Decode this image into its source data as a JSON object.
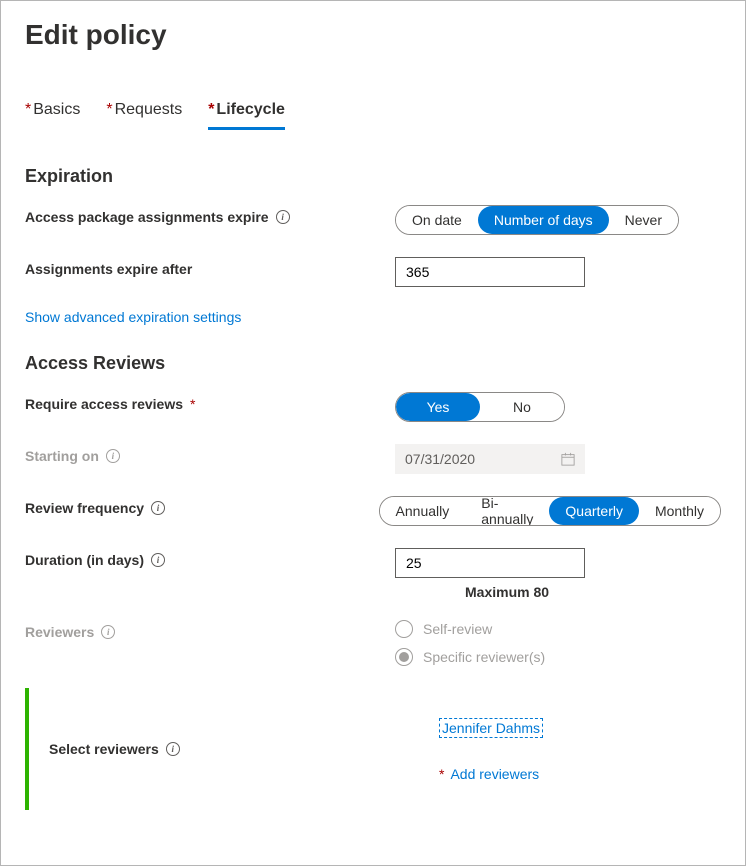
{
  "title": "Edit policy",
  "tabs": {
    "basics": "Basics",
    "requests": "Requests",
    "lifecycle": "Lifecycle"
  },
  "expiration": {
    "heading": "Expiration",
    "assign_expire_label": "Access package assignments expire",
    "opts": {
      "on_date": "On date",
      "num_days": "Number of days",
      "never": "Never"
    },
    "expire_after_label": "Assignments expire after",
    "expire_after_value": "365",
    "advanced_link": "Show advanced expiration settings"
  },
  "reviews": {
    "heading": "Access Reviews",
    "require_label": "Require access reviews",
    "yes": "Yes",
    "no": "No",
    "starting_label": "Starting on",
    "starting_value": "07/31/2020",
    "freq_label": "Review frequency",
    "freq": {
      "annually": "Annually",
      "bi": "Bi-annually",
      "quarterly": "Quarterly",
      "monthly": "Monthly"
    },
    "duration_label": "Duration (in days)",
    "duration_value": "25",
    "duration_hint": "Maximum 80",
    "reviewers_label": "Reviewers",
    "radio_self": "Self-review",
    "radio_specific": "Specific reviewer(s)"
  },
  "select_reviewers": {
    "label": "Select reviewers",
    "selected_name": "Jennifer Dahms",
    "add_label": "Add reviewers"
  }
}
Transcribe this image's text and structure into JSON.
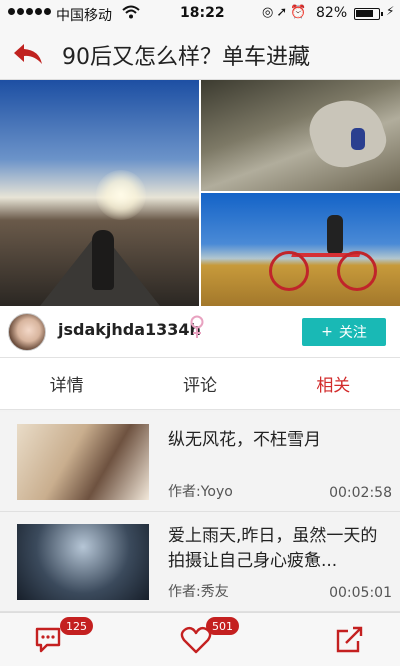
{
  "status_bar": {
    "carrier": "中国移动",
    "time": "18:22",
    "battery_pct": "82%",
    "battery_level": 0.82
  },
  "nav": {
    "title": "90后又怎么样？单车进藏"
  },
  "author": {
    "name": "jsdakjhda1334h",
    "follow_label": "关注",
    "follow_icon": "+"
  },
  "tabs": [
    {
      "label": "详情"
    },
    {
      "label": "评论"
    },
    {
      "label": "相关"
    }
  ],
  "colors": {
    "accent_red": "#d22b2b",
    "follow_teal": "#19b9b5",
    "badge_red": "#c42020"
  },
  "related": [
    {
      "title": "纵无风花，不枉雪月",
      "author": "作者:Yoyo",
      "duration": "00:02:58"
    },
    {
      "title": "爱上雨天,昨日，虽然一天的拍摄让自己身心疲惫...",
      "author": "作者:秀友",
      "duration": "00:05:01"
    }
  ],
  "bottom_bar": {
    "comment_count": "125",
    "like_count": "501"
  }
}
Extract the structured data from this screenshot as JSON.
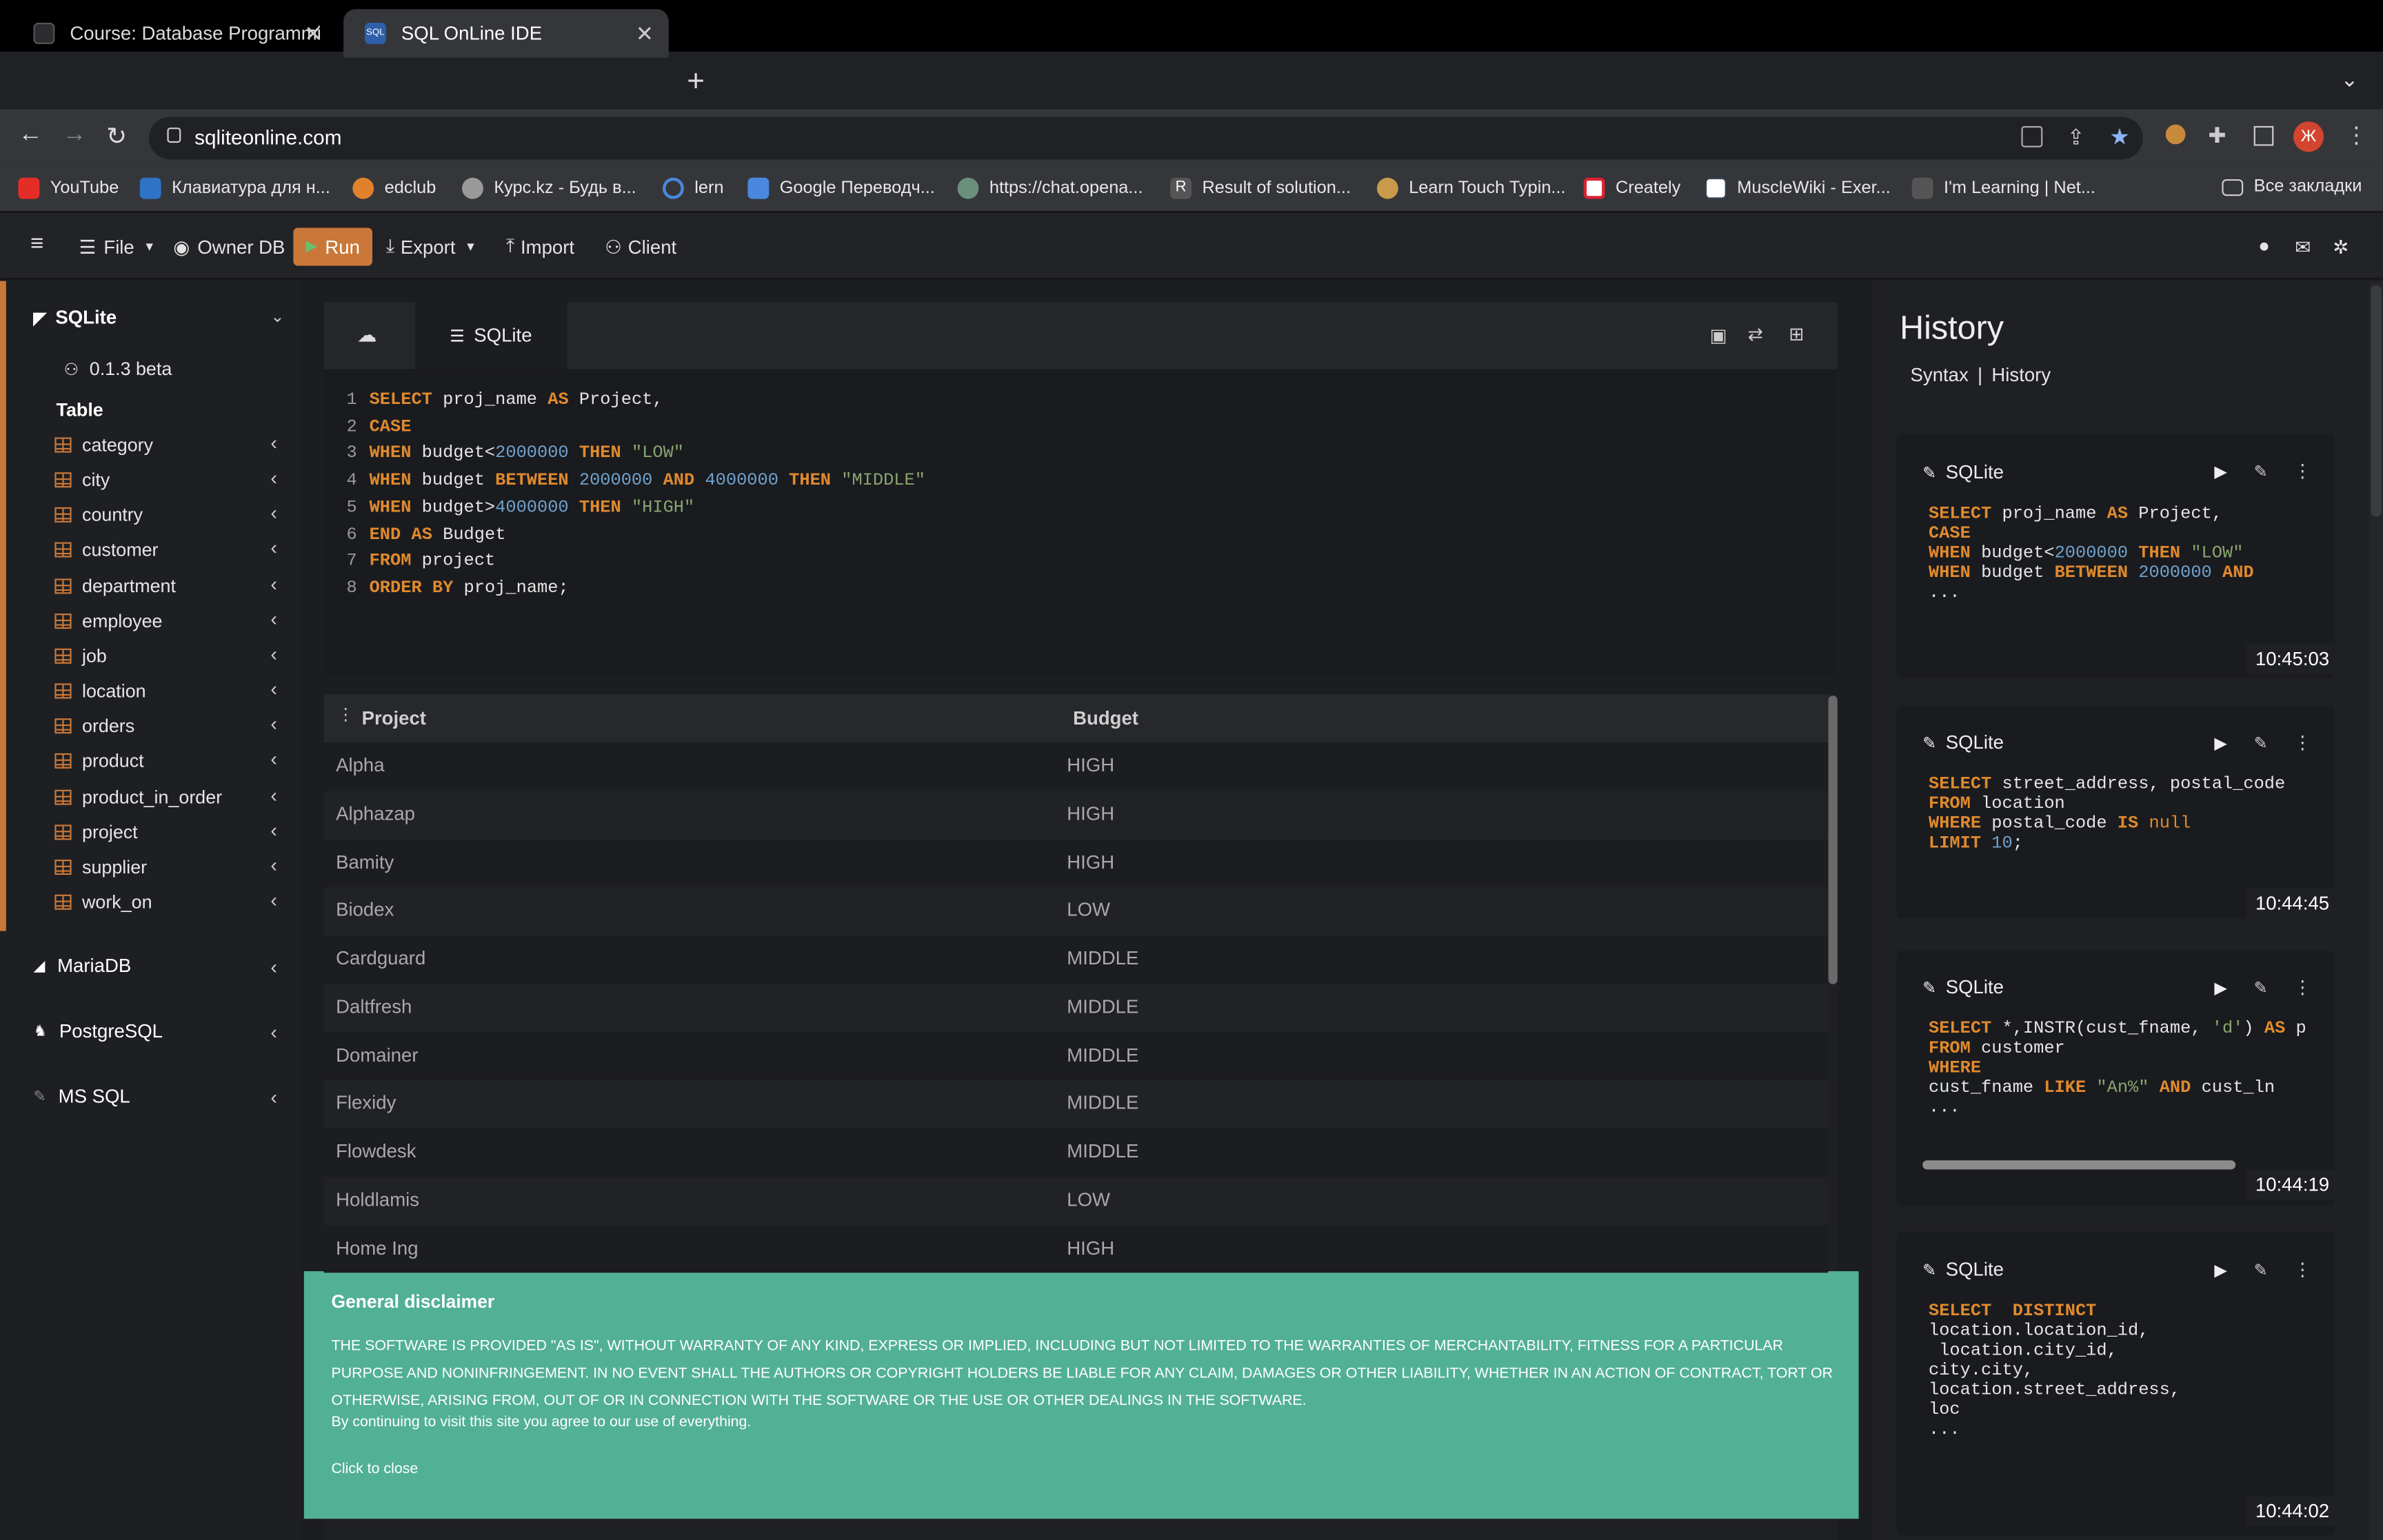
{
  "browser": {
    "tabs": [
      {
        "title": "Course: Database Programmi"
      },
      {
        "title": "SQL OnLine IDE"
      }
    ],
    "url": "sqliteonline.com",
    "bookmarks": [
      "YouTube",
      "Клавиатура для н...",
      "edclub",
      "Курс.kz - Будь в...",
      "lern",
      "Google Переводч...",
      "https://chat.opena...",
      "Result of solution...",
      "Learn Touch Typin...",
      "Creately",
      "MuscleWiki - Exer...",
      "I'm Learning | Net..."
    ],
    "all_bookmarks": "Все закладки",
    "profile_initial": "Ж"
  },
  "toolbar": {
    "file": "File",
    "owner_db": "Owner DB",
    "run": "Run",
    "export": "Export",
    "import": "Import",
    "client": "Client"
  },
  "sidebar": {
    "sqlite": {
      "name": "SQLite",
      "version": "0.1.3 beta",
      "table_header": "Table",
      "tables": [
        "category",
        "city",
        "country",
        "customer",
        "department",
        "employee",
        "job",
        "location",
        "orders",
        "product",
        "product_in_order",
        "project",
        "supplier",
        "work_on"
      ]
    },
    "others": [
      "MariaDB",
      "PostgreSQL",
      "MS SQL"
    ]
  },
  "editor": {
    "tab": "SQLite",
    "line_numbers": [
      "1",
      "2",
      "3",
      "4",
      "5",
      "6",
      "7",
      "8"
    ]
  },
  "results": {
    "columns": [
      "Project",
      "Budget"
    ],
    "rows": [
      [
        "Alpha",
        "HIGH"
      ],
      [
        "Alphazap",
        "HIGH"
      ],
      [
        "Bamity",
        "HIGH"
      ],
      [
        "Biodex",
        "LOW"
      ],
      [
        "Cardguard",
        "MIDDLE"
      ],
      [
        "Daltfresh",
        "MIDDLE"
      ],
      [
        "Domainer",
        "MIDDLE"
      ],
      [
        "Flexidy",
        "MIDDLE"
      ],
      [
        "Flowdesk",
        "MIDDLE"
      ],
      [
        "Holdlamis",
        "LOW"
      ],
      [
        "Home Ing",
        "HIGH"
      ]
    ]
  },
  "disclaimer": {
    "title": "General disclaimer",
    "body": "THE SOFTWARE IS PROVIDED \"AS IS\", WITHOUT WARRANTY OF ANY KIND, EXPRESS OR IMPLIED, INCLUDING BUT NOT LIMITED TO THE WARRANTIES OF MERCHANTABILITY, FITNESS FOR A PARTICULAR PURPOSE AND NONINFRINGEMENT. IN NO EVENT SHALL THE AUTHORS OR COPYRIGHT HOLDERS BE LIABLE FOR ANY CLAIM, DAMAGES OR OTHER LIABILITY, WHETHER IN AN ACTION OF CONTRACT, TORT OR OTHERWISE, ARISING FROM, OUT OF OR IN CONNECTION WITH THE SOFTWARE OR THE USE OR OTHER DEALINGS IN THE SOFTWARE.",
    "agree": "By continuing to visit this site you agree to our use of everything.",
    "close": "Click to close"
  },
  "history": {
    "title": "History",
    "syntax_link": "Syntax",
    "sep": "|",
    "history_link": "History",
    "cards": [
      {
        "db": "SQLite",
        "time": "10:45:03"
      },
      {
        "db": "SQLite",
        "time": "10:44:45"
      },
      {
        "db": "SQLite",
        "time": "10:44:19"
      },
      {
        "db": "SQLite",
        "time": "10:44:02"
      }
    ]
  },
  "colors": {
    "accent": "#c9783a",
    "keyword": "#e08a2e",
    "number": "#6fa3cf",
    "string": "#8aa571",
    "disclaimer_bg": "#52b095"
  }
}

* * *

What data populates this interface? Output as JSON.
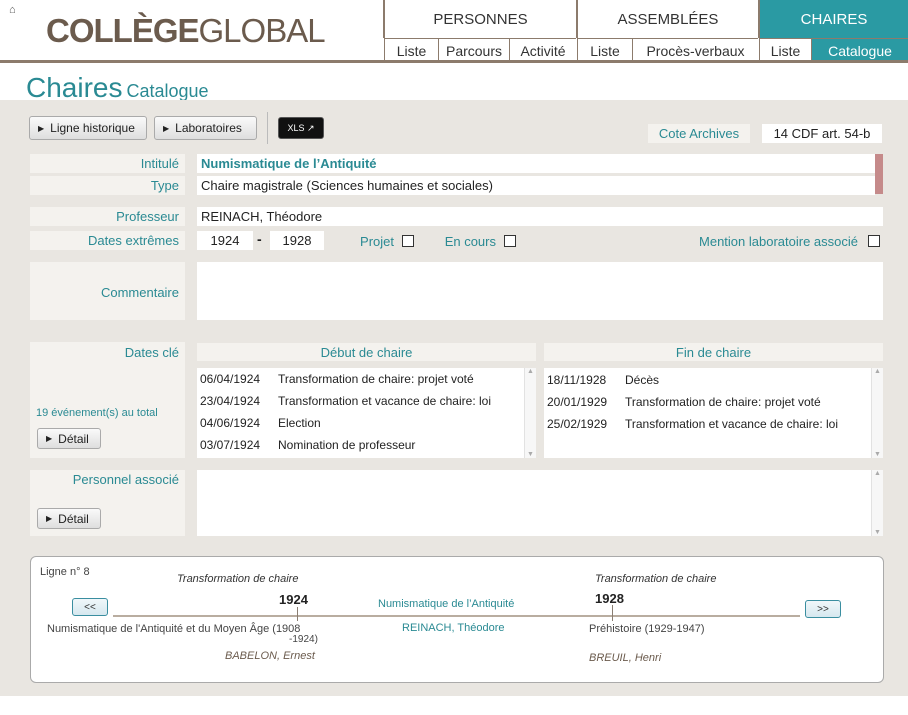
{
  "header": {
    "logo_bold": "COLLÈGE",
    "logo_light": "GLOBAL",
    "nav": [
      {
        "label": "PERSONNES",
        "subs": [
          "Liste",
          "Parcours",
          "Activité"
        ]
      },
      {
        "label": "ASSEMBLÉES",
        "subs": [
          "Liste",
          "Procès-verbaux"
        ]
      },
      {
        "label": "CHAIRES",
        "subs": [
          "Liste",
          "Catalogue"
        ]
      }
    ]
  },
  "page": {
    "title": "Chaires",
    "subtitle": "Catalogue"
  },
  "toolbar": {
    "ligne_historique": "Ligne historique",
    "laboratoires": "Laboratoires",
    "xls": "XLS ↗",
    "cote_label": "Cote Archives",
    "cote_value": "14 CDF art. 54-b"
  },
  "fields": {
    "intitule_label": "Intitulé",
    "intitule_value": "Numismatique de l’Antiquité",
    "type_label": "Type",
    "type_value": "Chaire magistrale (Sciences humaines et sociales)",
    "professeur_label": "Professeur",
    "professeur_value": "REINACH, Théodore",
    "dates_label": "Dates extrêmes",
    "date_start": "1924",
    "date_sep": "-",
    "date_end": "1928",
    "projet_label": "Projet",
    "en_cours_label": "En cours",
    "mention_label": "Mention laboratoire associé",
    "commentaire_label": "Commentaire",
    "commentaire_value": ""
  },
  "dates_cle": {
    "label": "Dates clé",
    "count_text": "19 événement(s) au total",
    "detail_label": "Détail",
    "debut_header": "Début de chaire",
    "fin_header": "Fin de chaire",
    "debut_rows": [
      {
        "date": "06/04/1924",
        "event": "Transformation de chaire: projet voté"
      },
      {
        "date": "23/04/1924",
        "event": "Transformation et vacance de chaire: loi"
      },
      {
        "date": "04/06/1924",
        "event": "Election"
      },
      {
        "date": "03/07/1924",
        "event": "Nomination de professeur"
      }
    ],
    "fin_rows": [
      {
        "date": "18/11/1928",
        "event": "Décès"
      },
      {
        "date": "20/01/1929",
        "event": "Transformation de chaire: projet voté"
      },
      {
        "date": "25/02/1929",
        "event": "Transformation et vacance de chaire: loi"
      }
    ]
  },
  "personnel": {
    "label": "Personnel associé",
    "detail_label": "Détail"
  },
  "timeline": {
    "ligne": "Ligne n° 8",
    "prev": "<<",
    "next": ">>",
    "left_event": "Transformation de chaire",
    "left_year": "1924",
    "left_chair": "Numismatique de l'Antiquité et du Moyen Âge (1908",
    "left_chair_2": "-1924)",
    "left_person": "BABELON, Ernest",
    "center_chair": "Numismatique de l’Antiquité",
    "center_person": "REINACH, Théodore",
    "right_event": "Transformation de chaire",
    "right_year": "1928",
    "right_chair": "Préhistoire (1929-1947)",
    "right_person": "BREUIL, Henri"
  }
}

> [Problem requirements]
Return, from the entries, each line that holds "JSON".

> [Result for this exercise]
Decode this image into its source data as a JSON object.
Transcribe this image's text and structure into JSON.
Extract the structured data from this screenshot as JSON.
What data populates this interface? Output as JSON.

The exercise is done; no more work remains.